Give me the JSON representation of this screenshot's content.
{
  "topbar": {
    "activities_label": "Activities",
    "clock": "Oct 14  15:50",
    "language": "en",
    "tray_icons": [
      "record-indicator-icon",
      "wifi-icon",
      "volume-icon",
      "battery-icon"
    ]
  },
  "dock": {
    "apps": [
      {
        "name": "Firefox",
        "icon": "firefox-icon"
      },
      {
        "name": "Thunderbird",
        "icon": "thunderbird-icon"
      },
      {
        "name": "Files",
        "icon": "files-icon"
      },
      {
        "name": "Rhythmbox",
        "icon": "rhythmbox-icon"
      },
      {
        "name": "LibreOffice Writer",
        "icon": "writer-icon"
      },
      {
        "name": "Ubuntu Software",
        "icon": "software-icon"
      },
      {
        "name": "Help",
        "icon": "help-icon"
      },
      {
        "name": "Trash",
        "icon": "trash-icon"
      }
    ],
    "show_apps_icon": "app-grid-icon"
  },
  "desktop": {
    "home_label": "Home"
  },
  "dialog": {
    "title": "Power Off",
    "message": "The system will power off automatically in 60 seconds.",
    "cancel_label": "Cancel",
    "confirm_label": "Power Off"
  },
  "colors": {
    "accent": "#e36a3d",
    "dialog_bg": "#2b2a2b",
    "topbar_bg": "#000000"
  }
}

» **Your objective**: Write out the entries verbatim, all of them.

» **Result**:
Give me the JSON representation of this screenshot's content.
{
  "topbar": {
    "activities_label": "Activities",
    "clock": "Oct 14  15:50",
    "language": "en",
    "tray_icons": [
      "record-indicator-icon",
      "wifi-icon",
      "volume-icon",
      "battery-icon"
    ]
  },
  "dock": {
    "apps": [
      {
        "name": "Firefox",
        "icon": "firefox-icon"
      },
      {
        "name": "Thunderbird",
        "icon": "thunderbird-icon"
      },
      {
        "name": "Files",
        "icon": "files-icon"
      },
      {
        "name": "Rhythmbox",
        "icon": "rhythmbox-icon"
      },
      {
        "name": "LibreOffice Writer",
        "icon": "writer-icon"
      },
      {
        "name": "Ubuntu Software",
        "icon": "software-icon"
      },
      {
        "name": "Help",
        "icon": "help-icon"
      },
      {
        "name": "Trash",
        "icon": "trash-icon"
      }
    ],
    "show_apps_icon": "app-grid-icon"
  },
  "desktop": {
    "home_label": "Home"
  },
  "dialog": {
    "title": "Power Off",
    "message": "The system will power off automatically in 60 seconds.",
    "cancel_label": "Cancel",
    "confirm_label": "Power Off"
  },
  "colors": {
    "accent": "#e36a3d",
    "dialog_bg": "#2b2a2b",
    "topbar_bg": "#000000"
  }
}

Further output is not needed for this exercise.